The quality of the menace may very well be the most important ingredient of a horror film – if we’re not scared of the monster or killer or whatever onscreen, then why should the characters in the film be? Luckily Don’t Breathe has no trouble on that score. The Blind Man, as he’s called in the credits, is, like most of the best horror villains, frightening [something enhanced by him being often shot in extreme close-up] and convincing, but also just a little bit vulnerable and sympathetic. Watching him, it crossed my mind how quite a few horror menaces – in fact villains of any genre – have a disability or such. It shouldn’t add to the unease and fear they create, but it does, even though it perhaps reveals unpleasant deep rooted attitudes to disabled people which exist beneath the surface in most of us. In any case, Stephen Lang, an actor who I feel hasn’t really been used to his full potential in cinema, is given a great part here [which almost seems to reference some of his earlier roles] despite not speaking until near the end. Then again, his opponents are all well played too, Levy, I think, being an actress who is on her way to becoming a big star.
There is some virtuoso cinematography in this film, most notably a relatively early moment which may not quite have been shot in one take but sure looks like it, where we follow the characters through a couple of rooms, up the stairs, and into the Blind Man’s bedroom to show him asleep, then underneath the bed to reveal that there’s a gun strapped to the underside of the bed! The whole film has a great look to it, blue/green interiors virtually doing battle onscreen with the bright yellow coming in from the lights outside. The score by Roque Banos sounds so different from his Evil Dead score that you could mistake it from a different composer, yet it proves his versatility [how I felt like cheering about Alvarez refusing to budge when the producers of Evil Dead wanted to saddle the film with one of Hans Zimmer’s Remote Control film scoring group robots to do the music!] with its more modern, electronic-based sound, enhanced by ordinary household objects or materials being used as instruments! I’ve spent the majority of this review praising Don’t Breathe, and yet I don’t want to give a false impression of it being a masterpiece.

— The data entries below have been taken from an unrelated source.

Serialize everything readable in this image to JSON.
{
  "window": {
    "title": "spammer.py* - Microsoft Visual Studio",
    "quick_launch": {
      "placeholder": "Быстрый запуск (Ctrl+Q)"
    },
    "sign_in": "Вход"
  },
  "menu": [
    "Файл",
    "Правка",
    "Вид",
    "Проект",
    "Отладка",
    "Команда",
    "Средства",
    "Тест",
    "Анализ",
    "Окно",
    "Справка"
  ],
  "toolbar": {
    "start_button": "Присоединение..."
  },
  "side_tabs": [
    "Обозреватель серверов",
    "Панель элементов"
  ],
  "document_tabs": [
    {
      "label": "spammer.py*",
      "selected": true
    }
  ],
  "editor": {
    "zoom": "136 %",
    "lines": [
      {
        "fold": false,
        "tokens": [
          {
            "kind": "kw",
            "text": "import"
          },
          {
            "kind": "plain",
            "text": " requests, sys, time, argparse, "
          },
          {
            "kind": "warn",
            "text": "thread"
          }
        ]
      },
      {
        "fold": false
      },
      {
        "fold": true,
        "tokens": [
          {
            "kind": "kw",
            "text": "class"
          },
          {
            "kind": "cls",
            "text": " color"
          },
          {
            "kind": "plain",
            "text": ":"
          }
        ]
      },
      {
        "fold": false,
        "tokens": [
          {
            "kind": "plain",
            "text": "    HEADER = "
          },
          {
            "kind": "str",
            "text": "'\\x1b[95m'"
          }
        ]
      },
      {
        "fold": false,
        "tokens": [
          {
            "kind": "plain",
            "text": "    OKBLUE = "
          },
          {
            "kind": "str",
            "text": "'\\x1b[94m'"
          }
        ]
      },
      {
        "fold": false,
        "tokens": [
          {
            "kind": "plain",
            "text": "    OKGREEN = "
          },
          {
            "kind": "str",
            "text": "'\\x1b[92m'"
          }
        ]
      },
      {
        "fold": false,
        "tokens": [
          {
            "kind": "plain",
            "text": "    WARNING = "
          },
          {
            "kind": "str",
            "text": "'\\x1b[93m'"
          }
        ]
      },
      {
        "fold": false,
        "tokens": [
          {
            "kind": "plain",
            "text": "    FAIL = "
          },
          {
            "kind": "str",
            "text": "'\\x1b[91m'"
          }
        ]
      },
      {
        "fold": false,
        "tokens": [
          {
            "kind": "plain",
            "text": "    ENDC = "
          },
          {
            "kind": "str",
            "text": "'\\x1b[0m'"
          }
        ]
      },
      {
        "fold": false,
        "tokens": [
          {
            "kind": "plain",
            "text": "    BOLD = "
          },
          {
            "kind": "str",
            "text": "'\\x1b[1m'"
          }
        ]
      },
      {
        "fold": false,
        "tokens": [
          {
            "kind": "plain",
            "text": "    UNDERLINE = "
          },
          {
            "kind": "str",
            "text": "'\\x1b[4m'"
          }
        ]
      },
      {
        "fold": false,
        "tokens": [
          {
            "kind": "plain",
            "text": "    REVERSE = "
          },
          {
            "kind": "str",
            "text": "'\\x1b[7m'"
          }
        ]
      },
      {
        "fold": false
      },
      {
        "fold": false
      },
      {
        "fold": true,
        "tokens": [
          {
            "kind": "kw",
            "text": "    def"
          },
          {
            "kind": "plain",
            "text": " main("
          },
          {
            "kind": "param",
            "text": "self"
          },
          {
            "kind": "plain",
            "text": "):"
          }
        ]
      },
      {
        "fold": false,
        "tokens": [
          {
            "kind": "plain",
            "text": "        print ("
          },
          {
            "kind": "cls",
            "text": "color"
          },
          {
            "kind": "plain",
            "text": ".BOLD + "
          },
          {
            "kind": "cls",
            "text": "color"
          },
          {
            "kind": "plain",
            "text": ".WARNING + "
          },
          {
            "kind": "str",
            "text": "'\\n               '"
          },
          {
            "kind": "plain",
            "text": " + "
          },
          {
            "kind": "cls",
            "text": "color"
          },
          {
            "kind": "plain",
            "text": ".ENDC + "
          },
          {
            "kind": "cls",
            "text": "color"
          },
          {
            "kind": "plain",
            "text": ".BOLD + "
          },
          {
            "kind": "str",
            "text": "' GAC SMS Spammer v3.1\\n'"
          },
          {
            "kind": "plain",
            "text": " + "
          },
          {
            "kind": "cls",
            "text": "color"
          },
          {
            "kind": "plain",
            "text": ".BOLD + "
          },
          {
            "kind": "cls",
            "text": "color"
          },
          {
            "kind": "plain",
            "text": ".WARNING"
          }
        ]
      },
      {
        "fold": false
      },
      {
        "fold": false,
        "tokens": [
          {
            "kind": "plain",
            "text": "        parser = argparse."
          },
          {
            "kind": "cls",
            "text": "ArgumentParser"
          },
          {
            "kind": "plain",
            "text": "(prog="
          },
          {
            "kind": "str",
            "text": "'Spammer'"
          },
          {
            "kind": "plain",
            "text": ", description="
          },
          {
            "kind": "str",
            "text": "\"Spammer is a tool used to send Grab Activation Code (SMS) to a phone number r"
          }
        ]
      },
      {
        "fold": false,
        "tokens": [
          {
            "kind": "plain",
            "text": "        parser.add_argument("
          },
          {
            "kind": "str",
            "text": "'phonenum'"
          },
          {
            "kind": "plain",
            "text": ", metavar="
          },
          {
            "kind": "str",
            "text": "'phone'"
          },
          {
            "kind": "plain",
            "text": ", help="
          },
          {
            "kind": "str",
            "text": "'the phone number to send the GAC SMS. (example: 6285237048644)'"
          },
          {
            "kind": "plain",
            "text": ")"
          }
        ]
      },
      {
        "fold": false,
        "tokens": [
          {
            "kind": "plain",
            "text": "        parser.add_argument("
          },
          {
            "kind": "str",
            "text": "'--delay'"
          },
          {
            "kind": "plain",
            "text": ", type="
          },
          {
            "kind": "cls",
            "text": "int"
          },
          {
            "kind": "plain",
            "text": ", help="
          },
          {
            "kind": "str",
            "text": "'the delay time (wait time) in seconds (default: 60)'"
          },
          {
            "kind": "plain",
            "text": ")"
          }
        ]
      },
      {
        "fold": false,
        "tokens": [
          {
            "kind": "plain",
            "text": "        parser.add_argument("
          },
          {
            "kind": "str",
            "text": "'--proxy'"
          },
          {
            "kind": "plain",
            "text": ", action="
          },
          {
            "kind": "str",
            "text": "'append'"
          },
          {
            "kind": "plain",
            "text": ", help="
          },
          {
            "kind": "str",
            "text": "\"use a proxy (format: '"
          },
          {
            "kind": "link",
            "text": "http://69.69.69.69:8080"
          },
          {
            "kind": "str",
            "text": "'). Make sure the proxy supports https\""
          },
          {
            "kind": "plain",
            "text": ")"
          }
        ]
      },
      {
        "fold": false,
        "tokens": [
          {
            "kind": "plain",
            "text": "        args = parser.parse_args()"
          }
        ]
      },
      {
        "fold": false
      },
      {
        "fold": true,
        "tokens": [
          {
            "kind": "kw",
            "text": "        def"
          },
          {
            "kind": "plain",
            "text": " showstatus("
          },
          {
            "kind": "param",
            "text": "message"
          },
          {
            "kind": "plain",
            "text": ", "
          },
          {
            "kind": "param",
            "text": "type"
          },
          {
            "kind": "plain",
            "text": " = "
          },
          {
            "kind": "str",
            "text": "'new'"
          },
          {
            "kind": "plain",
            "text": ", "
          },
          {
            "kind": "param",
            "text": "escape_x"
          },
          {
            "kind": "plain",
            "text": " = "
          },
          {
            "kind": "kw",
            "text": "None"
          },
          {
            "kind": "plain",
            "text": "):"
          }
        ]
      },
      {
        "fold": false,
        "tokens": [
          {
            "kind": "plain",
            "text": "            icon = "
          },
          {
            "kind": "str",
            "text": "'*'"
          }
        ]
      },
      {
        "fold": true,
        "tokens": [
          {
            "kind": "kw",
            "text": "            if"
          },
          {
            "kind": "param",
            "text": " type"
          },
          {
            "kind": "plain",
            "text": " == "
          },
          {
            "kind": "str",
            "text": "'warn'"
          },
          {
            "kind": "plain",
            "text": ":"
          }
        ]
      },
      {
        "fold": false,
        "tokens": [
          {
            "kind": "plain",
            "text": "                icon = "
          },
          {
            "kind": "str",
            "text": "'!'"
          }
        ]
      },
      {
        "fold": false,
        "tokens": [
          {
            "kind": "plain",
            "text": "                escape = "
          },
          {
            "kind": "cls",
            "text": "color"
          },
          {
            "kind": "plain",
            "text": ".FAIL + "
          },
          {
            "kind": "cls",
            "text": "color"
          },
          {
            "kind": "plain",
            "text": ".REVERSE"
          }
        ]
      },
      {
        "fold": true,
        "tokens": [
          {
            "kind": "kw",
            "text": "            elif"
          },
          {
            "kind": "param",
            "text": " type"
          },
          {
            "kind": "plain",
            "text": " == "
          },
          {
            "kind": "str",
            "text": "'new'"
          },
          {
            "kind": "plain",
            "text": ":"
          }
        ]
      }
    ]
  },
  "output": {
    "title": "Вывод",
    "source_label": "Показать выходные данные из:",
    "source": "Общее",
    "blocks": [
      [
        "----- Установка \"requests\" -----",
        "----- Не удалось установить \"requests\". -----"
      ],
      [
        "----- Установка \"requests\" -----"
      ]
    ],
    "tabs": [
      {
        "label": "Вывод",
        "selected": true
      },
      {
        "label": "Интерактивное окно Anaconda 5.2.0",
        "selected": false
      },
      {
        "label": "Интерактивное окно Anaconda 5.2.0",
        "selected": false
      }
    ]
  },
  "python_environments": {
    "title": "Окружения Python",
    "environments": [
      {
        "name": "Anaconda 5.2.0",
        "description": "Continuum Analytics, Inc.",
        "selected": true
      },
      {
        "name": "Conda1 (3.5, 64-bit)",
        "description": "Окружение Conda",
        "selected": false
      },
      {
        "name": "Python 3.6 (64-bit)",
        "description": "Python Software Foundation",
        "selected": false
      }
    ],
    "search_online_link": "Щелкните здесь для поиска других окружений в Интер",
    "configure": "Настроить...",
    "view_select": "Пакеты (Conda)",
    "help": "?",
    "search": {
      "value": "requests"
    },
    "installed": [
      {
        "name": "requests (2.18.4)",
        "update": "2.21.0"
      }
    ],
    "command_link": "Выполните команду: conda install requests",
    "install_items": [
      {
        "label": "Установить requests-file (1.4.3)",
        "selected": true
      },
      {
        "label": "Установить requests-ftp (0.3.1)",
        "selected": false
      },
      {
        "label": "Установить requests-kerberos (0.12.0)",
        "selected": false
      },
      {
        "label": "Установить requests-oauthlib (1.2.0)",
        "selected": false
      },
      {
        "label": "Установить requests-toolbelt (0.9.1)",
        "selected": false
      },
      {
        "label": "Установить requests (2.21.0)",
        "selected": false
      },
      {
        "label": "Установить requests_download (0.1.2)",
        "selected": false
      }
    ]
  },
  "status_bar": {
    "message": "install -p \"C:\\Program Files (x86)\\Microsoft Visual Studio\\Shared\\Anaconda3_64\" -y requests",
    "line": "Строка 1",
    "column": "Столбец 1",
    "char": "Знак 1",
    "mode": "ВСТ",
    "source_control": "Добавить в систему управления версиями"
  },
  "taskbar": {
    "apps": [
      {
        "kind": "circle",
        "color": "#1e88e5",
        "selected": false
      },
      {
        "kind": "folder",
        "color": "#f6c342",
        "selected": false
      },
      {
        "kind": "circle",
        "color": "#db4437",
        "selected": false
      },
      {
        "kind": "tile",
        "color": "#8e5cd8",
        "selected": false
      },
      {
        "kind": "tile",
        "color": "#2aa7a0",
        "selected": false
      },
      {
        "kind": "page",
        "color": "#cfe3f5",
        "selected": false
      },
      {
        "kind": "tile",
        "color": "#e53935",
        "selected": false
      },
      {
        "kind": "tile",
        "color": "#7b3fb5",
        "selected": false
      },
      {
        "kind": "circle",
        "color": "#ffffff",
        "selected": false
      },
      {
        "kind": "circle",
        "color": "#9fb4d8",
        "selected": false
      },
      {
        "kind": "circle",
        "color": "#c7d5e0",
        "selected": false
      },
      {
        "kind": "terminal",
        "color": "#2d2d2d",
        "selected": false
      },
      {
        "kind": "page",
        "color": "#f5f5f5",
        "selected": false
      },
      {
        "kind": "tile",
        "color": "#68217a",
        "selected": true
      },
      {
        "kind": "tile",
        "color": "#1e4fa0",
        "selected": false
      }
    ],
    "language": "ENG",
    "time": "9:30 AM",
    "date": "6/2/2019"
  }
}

It’s rather contrived really and isn’t at all groundbreaking. It should also have probably ended a couple of minutes before it does, where I dare say we’re given the possibility of a sequel. It is, though, extremely well done within its limitations, especially as an exercise in winding up the viewer, and is genuinely exhausting in the right way….as well as to me being a significant advance over Evil Dead [I was, perhaps sadly, one of those who thought it was just “good”]. I can see Alvarez making true classics in the future.